“To improve the investment regime, we will put a more investor-friendly system. There have been complaints. We will try to minimize them. After that we will go for the 10th Nelp rounds,” petroleum minister S. Jaipal Reddy told reporters on Sunday.
Nelp was approved by the government in 1997—it kicked off in January 1999—in an effort to boost hydrocarbon exploration in the country. Under Nelp, the government allocates the rights to explore blocks through a bidding process and has done this in nine phases so far for 249 blocks.
The ninth round of auctions of hydrocarbon exploration blocks turned out to be a low-key affair; while one block failed to elicit a bid in March last year, 33 blocks got 74 bids, mostly from state-owned companies such as Oil and Natural Gas Corp. Ltd.
“We have referred the issue to a committee headed by C. Rangarajan. He is reviewing the existing PSCs (production-sharing contracts). That report is to be given in the next few weeks. We will take a view and then take it to the cabinet committee on economic affairs and after the cabinet’s decision the 10th Nelp round will be called. It maybe in this calendar year. We plan to initiate it within that time frame,” Reddy said.
Rangarajan, chairman of Prime Minister’s Economic Advisory Council, is expected to submit his report before 31 October.

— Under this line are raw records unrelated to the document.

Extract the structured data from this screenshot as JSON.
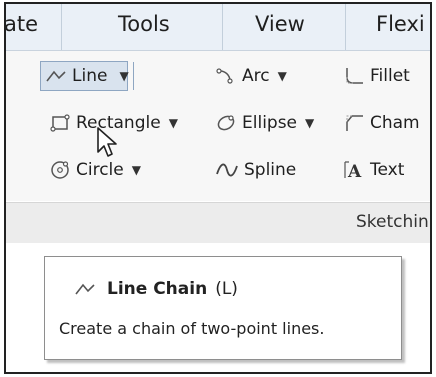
{
  "menubar": {
    "items": [
      "ate",
      "Tools",
      "View",
      "Flexi"
    ]
  },
  "ribbon": {
    "line": {
      "label": "Line",
      "icon": "line-chain-icon"
    },
    "rectangle": {
      "label": "Rectangle",
      "icon": "rectangle-icon"
    },
    "circle": {
      "label": "Circle",
      "icon": "circle-icon"
    },
    "arc": {
      "label": "Arc",
      "icon": "arc-icon"
    },
    "ellipse": {
      "label": "Ellipse",
      "icon": "ellipse-icon"
    },
    "spline": {
      "label": "Spline",
      "icon": "spline-icon"
    },
    "fillet": {
      "label": "Fillet",
      "icon": "fillet-icon"
    },
    "chamfer": {
      "label": "Cham",
      "icon": "chamfer-icon"
    },
    "text": {
      "label": "Text",
      "icon": "text-icon"
    },
    "group_label": "Sketchin"
  },
  "tooltip": {
    "title": "Line Chain",
    "shortcut": "(L)",
    "description": "Create a chain of two-point lines."
  },
  "colors": {
    "menubar_bg": "#eaf0f7",
    "selected_button_bg": "#d9e3ee",
    "selected_button_border": "#8ea6c2",
    "group_bar_bg": "#ececec"
  }
}
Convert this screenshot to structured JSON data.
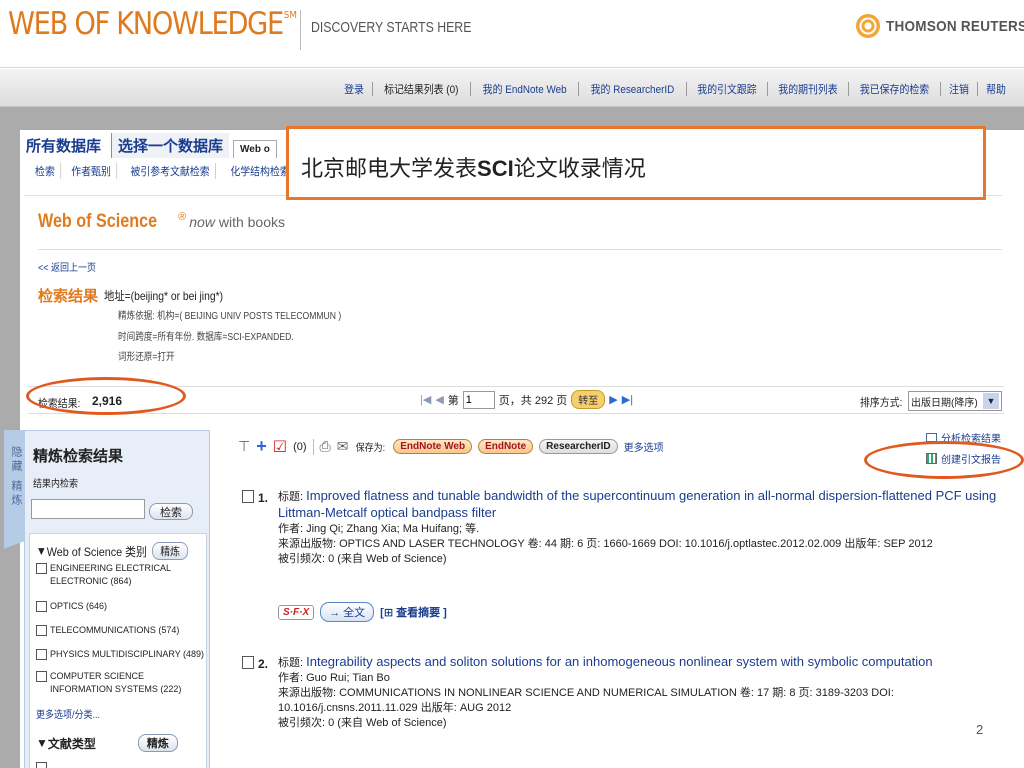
{
  "header": {
    "logo": "WEB OF KNOWLEDGE",
    "logo_sup": "SM",
    "tagline": "DISCOVERY STARTS HERE",
    "brand": "THOMSON REUTERS"
  },
  "topnav": [
    "登录",
    "标记结果列表 (0)",
    "我的 EndNote Web",
    "我的 ResearcherID",
    "我的引文跟踪",
    "我的期刊列表",
    "我已保存的检索",
    "注销",
    "帮助"
  ],
  "db_tabs": {
    "all": "所有数据库",
    "one": "选择一个数据库",
    "wos": "Web o"
  },
  "sub_tabs": [
    "检索",
    "作者甄别",
    "被引参考文献检索",
    "化学结构检索"
  ],
  "overlay": {
    "text_pre": "北京邮电大学发表",
    "text_bold": "SCI",
    "text_post": "论文收录情况"
  },
  "wos": {
    "title": "Web of Science",
    "reg": "®",
    "now": "now",
    "with": " with books"
  },
  "back_link": "<< 返回上一页",
  "result": {
    "label": "检索结果",
    "query": "地址=(beijing* or bei jing*)",
    "refined": "精炼依据: 机构=( BEIJING UNIV POSTS TELECOMMUN )",
    "span": "时间跨度=所有年份. 数据库=SCI-EXPANDED.",
    "lemma": "词形还原=打开"
  },
  "countbar": {
    "label": "检索结果:",
    "value": "2,916",
    "page_pre": "第",
    "page_value": "1",
    "page_post": "页，共 292 页",
    "go": "转至",
    "sort_label": "排序方式:",
    "sort_value": "出版日期(降序)"
  },
  "sidebar": {
    "vtab": "隐藏 精炼",
    "title": "精炼检索结果",
    "sub": "结果内检索",
    "search_btn": "检索",
    "cat_label": "Web of Science 类别",
    "refine_btn": "精炼",
    "categories": [
      "ENGINEERING ELECTRICAL ELECTRONIC (864)",
      "OPTICS (646)",
      "TELECOMMUNICATIONS (574)",
      "PHYSICS MULTIDISCIPLINARY (489)",
      "COMPUTER SCIENCE INFORMATION SYSTEMS (222)"
    ],
    "more": "更多选项/分类...",
    "doctype_label": "文献类型",
    "doctype_btn": "精炼"
  },
  "toolbar": {
    "marked": "(0)",
    "save_label": "保存为:",
    "endnote_web": "EndNote Web",
    "endnote": "EndNote",
    "researcherid": "ResearcherID",
    "more": "更多选项",
    "analyze": "分析检索结果",
    "citation": "创建引文报告"
  },
  "records": [
    {
      "num": "1.",
      "title_label": "标题:",
      "title": "Improved flatness and tunable bandwidth of the supercontinuum generation in all-normal dispersion-flattened PCF using Littman-Metcalf optical bandpass filter",
      "authors": "作者: Jing Qi; Zhang Xia; Ma Huifang; 等.",
      "source": "来源出版物: OPTICS AND LASER TECHNOLOGY  卷: 44  期: 6  页: 1660-1669  DOI: 10.1016/j.optlastec.2012.02.009  出版年: SEP 2012",
      "cited": "被引频次: 0 (来自 Web of Science)",
      "sfx": "S·F·X",
      "fulltext": "→ 全文",
      "abstract": "[⊞ 查看摘要 ]"
    },
    {
      "num": "2.",
      "title_label": "标题:",
      "title": "Integrability aspects and soliton solutions for an inhomogeneous nonlinear system with symbolic computation",
      "authors": "作者: Guo Rui; Tian Bo",
      "source": "来源出版物: COMMUNICATIONS IN NONLINEAR SCIENCE AND NUMERICAL SIMULATION  卷: 17  期: 8  页: 3189-3203  DOI: 10.1016/j.cnsns.2011.11.029  出版年: AUG 2012",
      "cited": "被引频次: 0 (来自 Web of Science)"
    }
  ],
  "page_number": "2"
}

The panel is trying to find answers to the questions such as profit-share between the investor and the government and effective supervision of projects.

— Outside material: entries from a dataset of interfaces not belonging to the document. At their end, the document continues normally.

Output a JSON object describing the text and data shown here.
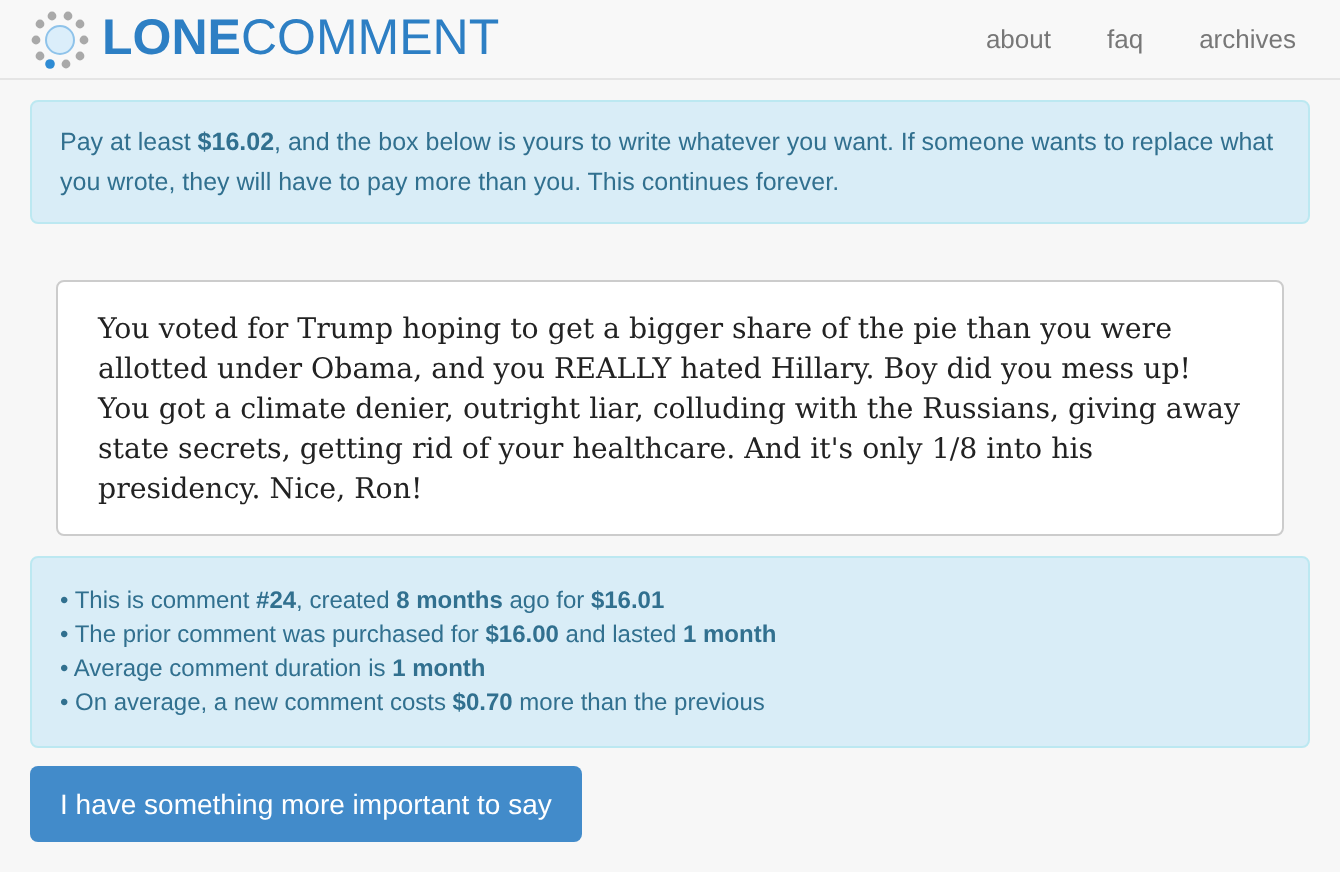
{
  "logo": {
    "bold": "LONE",
    "light": "COMMENT"
  },
  "nav": [
    {
      "label": "about"
    },
    {
      "label": "faq"
    },
    {
      "label": "archives"
    }
  ],
  "notice": "Pay at least **$16.02**, and the box below is yours to write whatever you want. If someone wants to replace what you wrote, they will have to pay more than you. This continues forever.",
  "comment": "You voted for Trump hoping to get a bigger share of the pie than you were allotted under Obama, and you REALLY hated Hillary. Boy did you mess up! You got a climate denier, outright liar, colluding with the Russians, giving away state secrets, getting rid of your healthcare. And it's only 1/8 into his presidency. Nice, Ron!",
  "stats": [
    "• This is comment **#24**, created **8 months** ago for **$16.01**",
    "• The prior comment was purchased for **$16.00** and lasted **1 month**",
    "• Average comment duration is **1 month**",
    "• On average, a new comment costs **$0.70** more than the previous"
  ],
  "button": "I have something more important to say"
}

“We are in favour of a production-linked payment mechanism rather than the cost-recovery mechanism,” said a government official, requesting anonymity.

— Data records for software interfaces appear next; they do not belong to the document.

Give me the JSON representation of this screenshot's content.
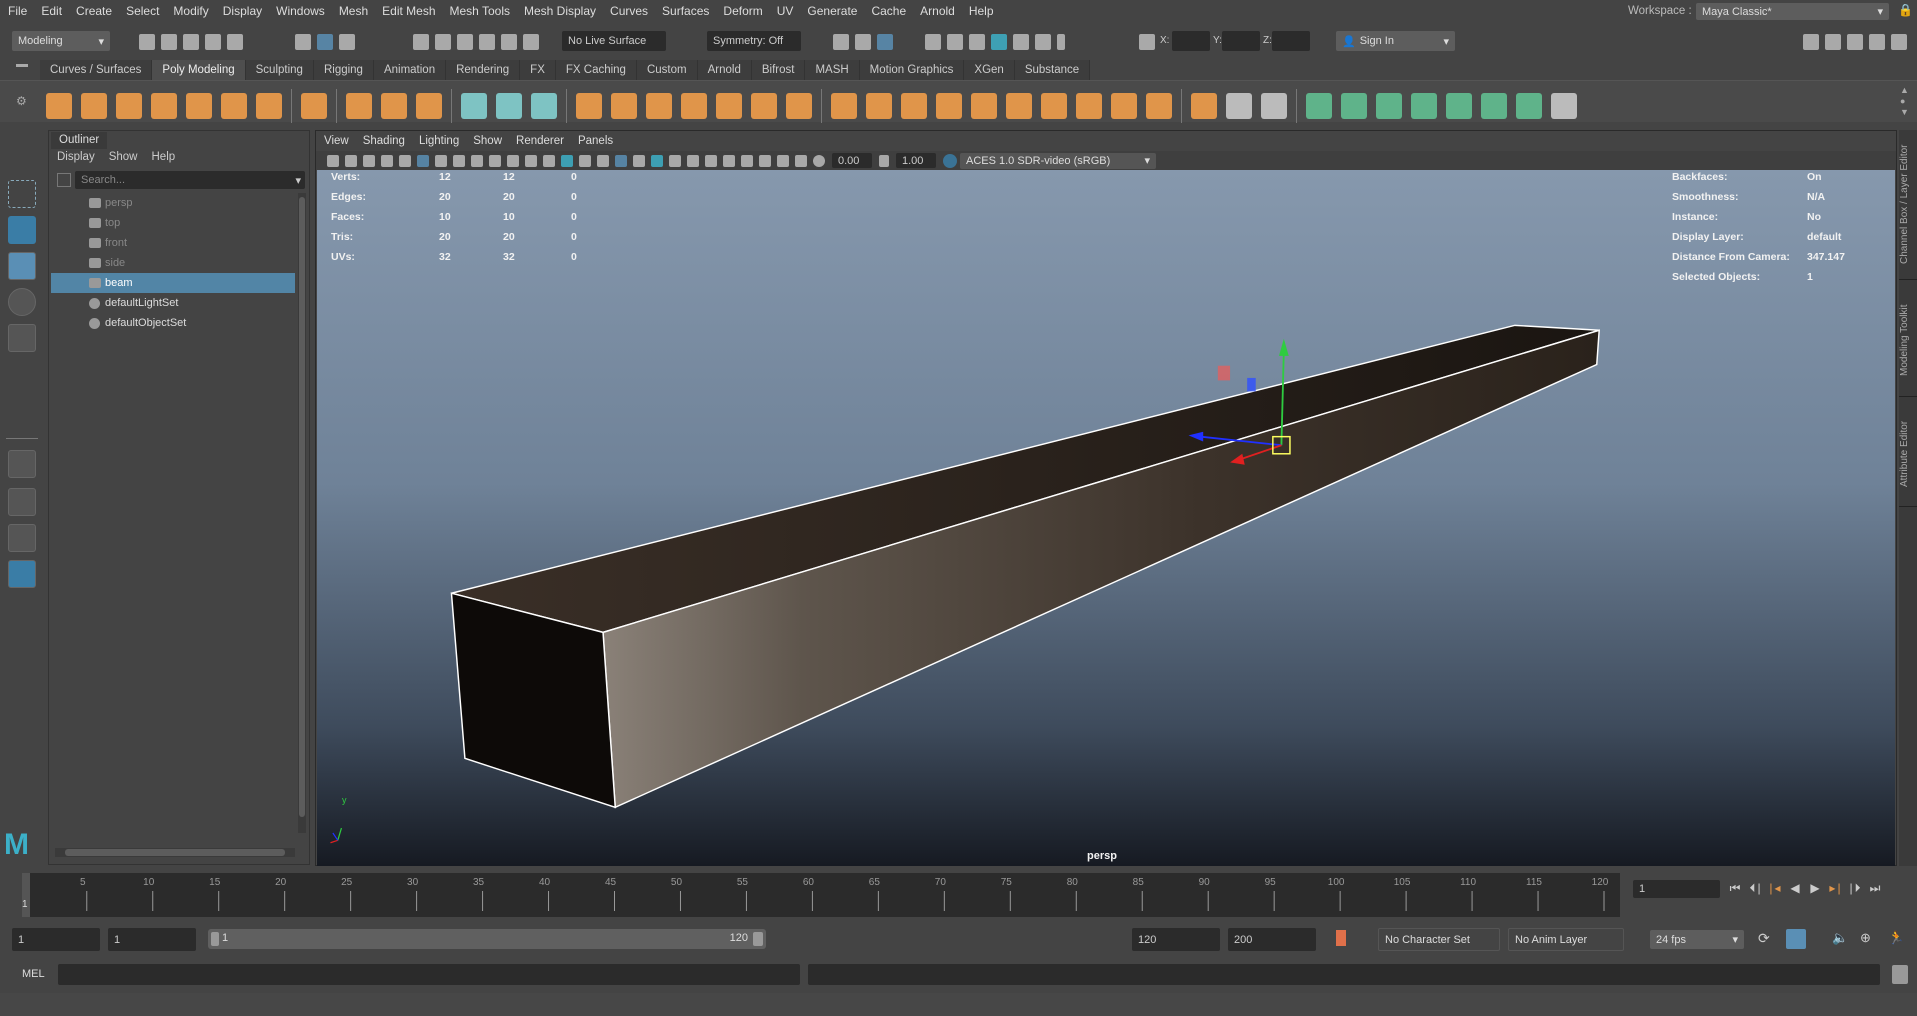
{
  "menubar": [
    "File",
    "Edit",
    "Create",
    "Select",
    "Modify",
    "Display",
    "Windows",
    "Mesh",
    "Edit Mesh",
    "Mesh Tools",
    "Mesh Display",
    "Curves",
    "Surfaces",
    "Deform",
    "UV",
    "Generate",
    "Cache",
    "Arnold",
    "Help"
  ],
  "workspace": {
    "label": "Workspace :",
    "value": "Maya Classic*"
  },
  "statusline": {
    "menuset": "Modeling",
    "live_surface": "No Live Surface",
    "symmetry": "Symmetry: Off",
    "x_label": "X:",
    "y_label": "Y:",
    "z_label": "Z:",
    "sign_in": "Sign In"
  },
  "shelf": {
    "tabs": [
      "Curves / Surfaces",
      "Poly Modeling",
      "Sculpting",
      "Rigging",
      "Animation",
      "Rendering",
      "FX",
      "FX Caching",
      "Custom",
      "Arnold",
      "Bifrost",
      "MASH",
      "Motion Graphics",
      "XGen",
      "Substance"
    ],
    "active_tab": 1,
    "icons": [
      {
        "name": "poly-sphere-icon",
        "c": "#e0954a"
      },
      {
        "name": "poly-cube-icon",
        "c": "#e0954a"
      },
      {
        "name": "poly-cylinder-icon",
        "c": "#e0954a"
      },
      {
        "name": "poly-cone-icon",
        "c": "#e0954a"
      },
      {
        "name": "poly-torus-icon",
        "c": "#e0954a"
      },
      {
        "name": "poly-diamond-icon",
        "c": "#e0954a"
      },
      {
        "name": "poly-disc-icon",
        "c": "#e0954a"
      },
      {
        "sep": true
      },
      {
        "name": "platonic-solid-icon",
        "c": "#e0954a"
      },
      {
        "sep": true
      },
      {
        "name": "super-shape-icon",
        "c": "#e0954a"
      },
      {
        "name": "type-text-icon",
        "c": "#e0954a"
      },
      {
        "name": "svg-icon",
        "c": "#e0954a"
      },
      {
        "sep": true
      },
      {
        "name": "center-pivot-icon",
        "c": "#7ec3c3"
      },
      {
        "name": "delete-history-icon",
        "c": "#7ec3c3"
      },
      {
        "name": "freeze-transform-icon",
        "c": "#7ec3c3"
      },
      {
        "sep": true
      },
      {
        "name": "combine-icon",
        "c": "#e0954a"
      },
      {
        "name": "separate-icon",
        "c": "#e0954a"
      },
      {
        "name": "mirror-icon",
        "c": "#e0954a"
      },
      {
        "name": "smooth-icon",
        "c": "#e0954a"
      },
      {
        "name": "reduce-icon",
        "c": "#e0954a"
      },
      {
        "name": "remesh-icon",
        "c": "#e0954a"
      },
      {
        "name": "retopo-icon",
        "c": "#e0954a"
      },
      {
        "sep": true
      },
      {
        "name": "extrude-icon",
        "c": "#e0954a"
      },
      {
        "name": "bridge-icon",
        "c": "#e0954a"
      },
      {
        "name": "bevel-icon",
        "c": "#e0954a"
      },
      {
        "name": "append-polygon-icon",
        "c": "#e0954a"
      },
      {
        "name": "fill-hole-icon",
        "c": "#e0954a"
      },
      {
        "name": "wedge-icon",
        "c": "#e0954a"
      },
      {
        "name": "poke-icon",
        "c": "#e0954a"
      },
      {
        "name": "circularize-icon",
        "c": "#e0954a"
      },
      {
        "name": "collapse-icon",
        "c": "#e0954a"
      },
      {
        "name": "merge-icon",
        "c": "#e0954a"
      },
      {
        "sep": true
      },
      {
        "name": "multi-cut-icon",
        "c": "#e0954a"
      },
      {
        "name": "edge-loop-icon",
        "c": "#bbbbbb"
      },
      {
        "name": "quad-draw-icon",
        "c": "#bbbbbb"
      },
      {
        "sep": true
      },
      {
        "name": "planar-uv-icon",
        "c": "#5fb38a"
      },
      {
        "name": "cylindrical-uv-icon",
        "c": "#5fb38a"
      },
      {
        "name": "spherical-uv-icon",
        "c": "#5fb38a"
      },
      {
        "name": "automatic-uv-icon",
        "c": "#5fb38a"
      },
      {
        "name": "unfold-uv-icon",
        "c": "#5fb38a"
      },
      {
        "name": "uv-editor-icon",
        "c": "#5fb38a"
      },
      {
        "name": "cut-uv-icon",
        "c": "#5fb38a"
      },
      {
        "name": "sew-uv-icon",
        "c": "#bbbbbb"
      }
    ]
  },
  "outliner": {
    "title": "Outliner",
    "menu": [
      "Display",
      "Show",
      "Help"
    ],
    "search_placeholder": "Search...",
    "items": [
      {
        "label": "persp",
        "icon": "camera-icon",
        "dim": true
      },
      {
        "label": "top",
        "icon": "camera-icon",
        "dim": true
      },
      {
        "label": "front",
        "icon": "camera-icon",
        "dim": true
      },
      {
        "label": "side",
        "icon": "camera-icon",
        "dim": true
      },
      {
        "label": "beam",
        "icon": "mesh-transform-icon",
        "selected": true
      },
      {
        "label": "defaultLightSet",
        "icon": "set-icon"
      },
      {
        "label": "defaultObjectSet",
        "icon": "set-icon"
      }
    ]
  },
  "viewport": {
    "menu": [
      "View",
      "Shading",
      "Lighting",
      "Show",
      "Renderer",
      "Panels"
    ],
    "exposure": "0.00",
    "gamma": "1.00",
    "color_space": "ACES 1.0 SDR-video (sRGB)",
    "camera": "persp",
    "hud_left": [
      [
        "Verts:",
        "12",
        "12",
        "0"
      ],
      [
        "Edges:",
        "20",
        "20",
        "0"
      ],
      [
        "Faces:",
        "10",
        "10",
        "0"
      ],
      [
        "Tris:",
        "20",
        "20",
        "0"
      ],
      [
        "UVs:",
        "32",
        "32",
        "0"
      ]
    ],
    "hud_right": [
      [
        "Backfaces:",
        "On"
      ],
      [
        "Smoothness:",
        "N/A"
      ],
      [
        "Instance:",
        "No"
      ],
      [
        "Display Layer:",
        "default"
      ],
      [
        "Distance From Camera:",
        "347.147"
      ],
      [
        "Selected Objects:",
        "1"
      ]
    ],
    "axis_y": "y"
  },
  "right_tabs": [
    "Channel Box / Layer Editor",
    "Modeling Toolkit",
    "Attribute Editor"
  ],
  "timeline": {
    "start": 1,
    "end": 120,
    "current": 1,
    "labels": [
      "5",
      "10",
      "15",
      "20",
      "25",
      "30",
      "35",
      "40",
      "45",
      "50",
      "55",
      "60",
      "65",
      "70",
      "75",
      "80",
      "85",
      "90",
      "95",
      "100",
      "105",
      "110",
      "115",
      "120"
    ],
    "current_label": "1",
    "current_field": "1"
  },
  "range": {
    "start": "1",
    "playback_start": "1",
    "slider_start": "1",
    "slider_end": "120",
    "playback_end": "120",
    "end": "200",
    "character_set": "No Character Set",
    "anim_layer": "No Anim Layer",
    "fps": "24 fps"
  },
  "command": {
    "lang": "MEL"
  }
}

While India’s oil and gas sector attracted interest from investors such as London-based BP Plc and Vedanta Resources Plc, there have been concerns on diminishing interest in the area, prompted largely by the policy regime.
Mint reported on 11 July about the petroleum ministry warning the Prime Minister’s Office (PMO) that the “non-clearance” of blocks awarded under Nelp “may lead to an exodus of foreign firms who were brought with assurance of conducive investment environment.”
Petroleum secretary G.C. Chaturvedi said a committee headed by cabinet secretary has been set up to expedite the clearances.
Countries such as India that are dependent on imports to meet oil needs are particularly vulnerable to supply shocks and need to promote domestic exploration efforts.
India, the world’s fourth largest energy-consuming nation, imports 80% of its crude oil and 25% of its natural gas requirements. The country trails the US, China and Russia accounting for 4.4% of global energy consumption. India’s energy demand is expected to more than double by 2035, from less than 700 million tonnes of oil equivalent (mtoe) today, to around 1,500 mtoe, according to India’s oil ministry’s estimates.
PricewaterhouseCoopers said in a report released last week that the growing dependence on imports for primary energy leaves India vulnerable to external shocks. India’s oil import bill as a percentage of its gross domestic product has grown from an average 3.7% for 1990-2010 to 5.9% in 2011-12. “This calls for more intense exploration activities to unlock the untapped potential in the oil and gas sector in India,” the report said.